Look at the magnetic field vectors for the one-wire configuration. Notice how there is a circular symmetry about the center of the wire. Because of this symmetry, we can use Ampere's law to determine the magnetic field. Now look at the configuration with two wires. You can drag the wires either toward or away from each other. Notice that with two wires the magnetic field lines no longer have a circular symmetry. As a consequence we cannot use Ampere's law to determine the magnetic field. Do not think that Ampere's law is no longer valid. Ampere's law is always true. It is just that in certain cases it is easy to use Ampere's law to calculate the magnetic field and in others it is too difficult.
What is the analytic expression for the magnetic field on a path that has constant |B| if there is only one wire? Move the wires closer together and farther apart. Under what circumstances can this expression be used as an approximation in the case of two wires? Around one wire, |B| = μ0 I / 2 π r and it points in the direction tangent to a circle centered on the wire. If there are two wires, we may add together the magnetic fields due to each individual wire. Be careful: You must add these fields as vectors, not as just numbers.
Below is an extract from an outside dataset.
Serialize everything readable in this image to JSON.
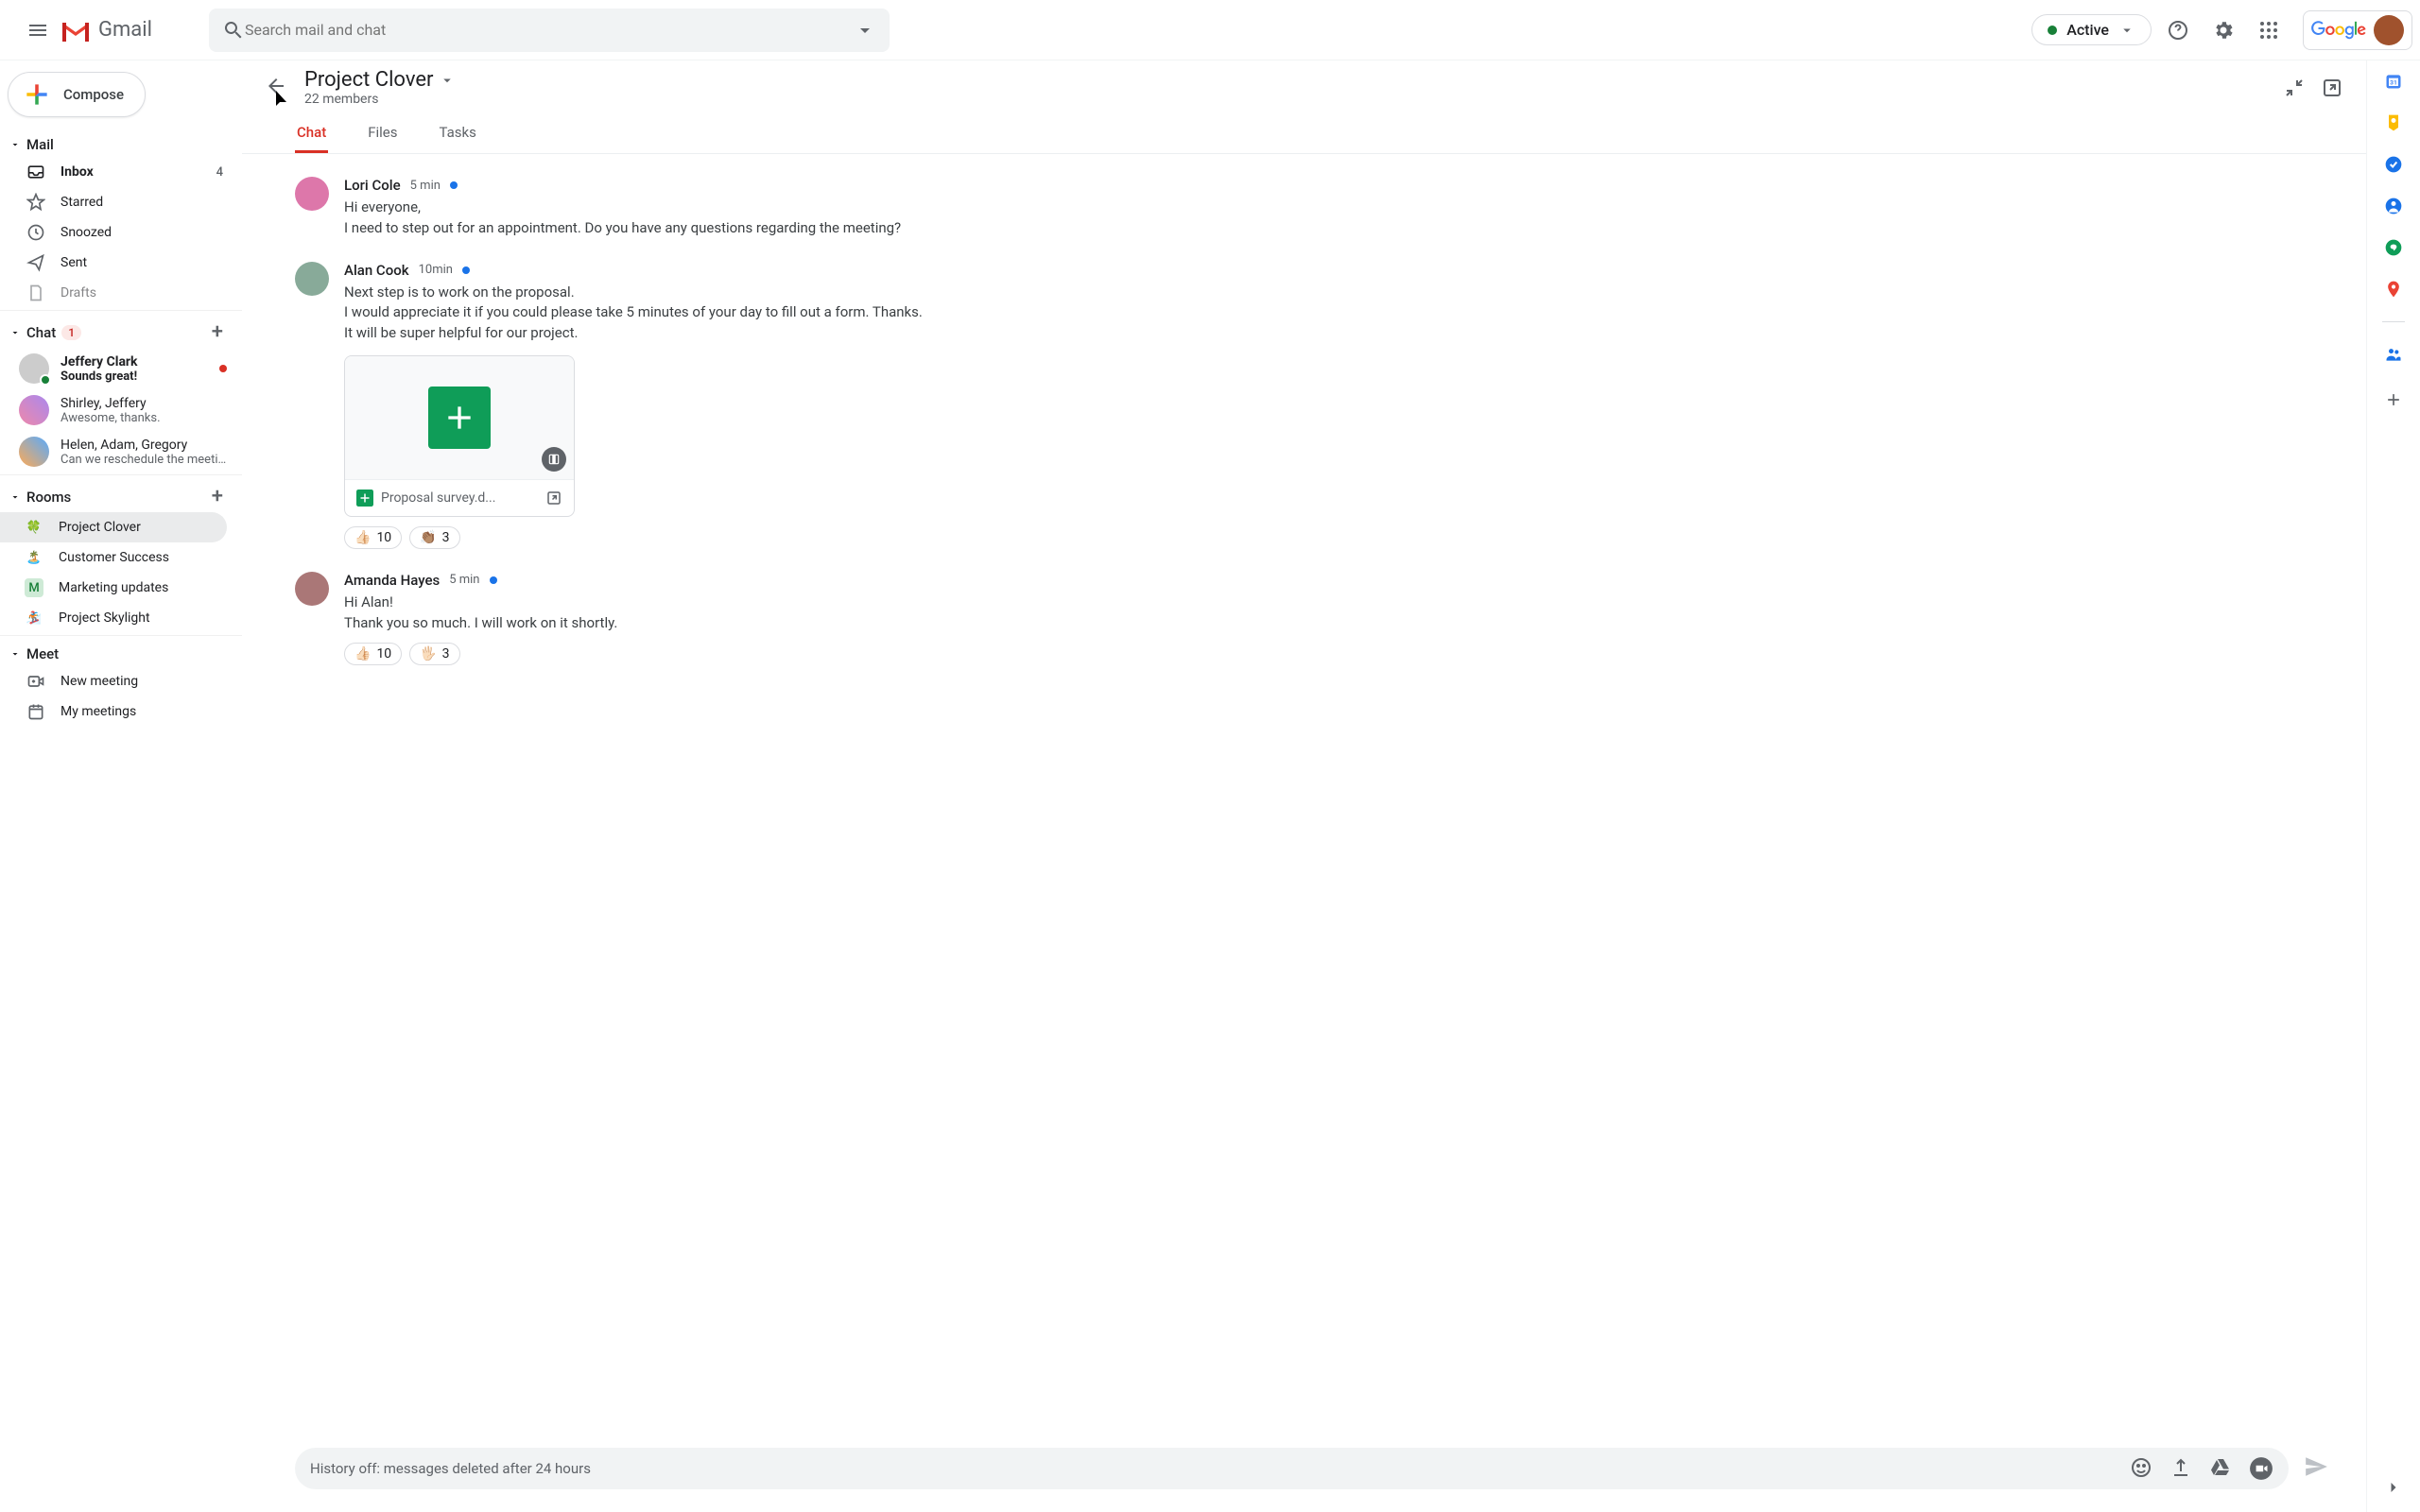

The magnetic field produced by two long, straight wires is far from irregular. What types of symmetry does this system still have? There is still a symmetry in the z direction, but this symmetry is not useful for calculations using Ampere's law. Why? How do you use an Amperian loop to calculate the magnetic field? To use this symmetry, the loop or rectangle would have to be centered on the wire and have one side along the z axis and the other side in the xy plane. Using this rectangle, how much current is enclosed? Since the loop is infinitesimally thin, there is no current enclosed, and therefore the result for the magnetic field is zero. We already know that the magnetic field in the z direction and the radial direction are zero. So this symmetry also tells us something about the field.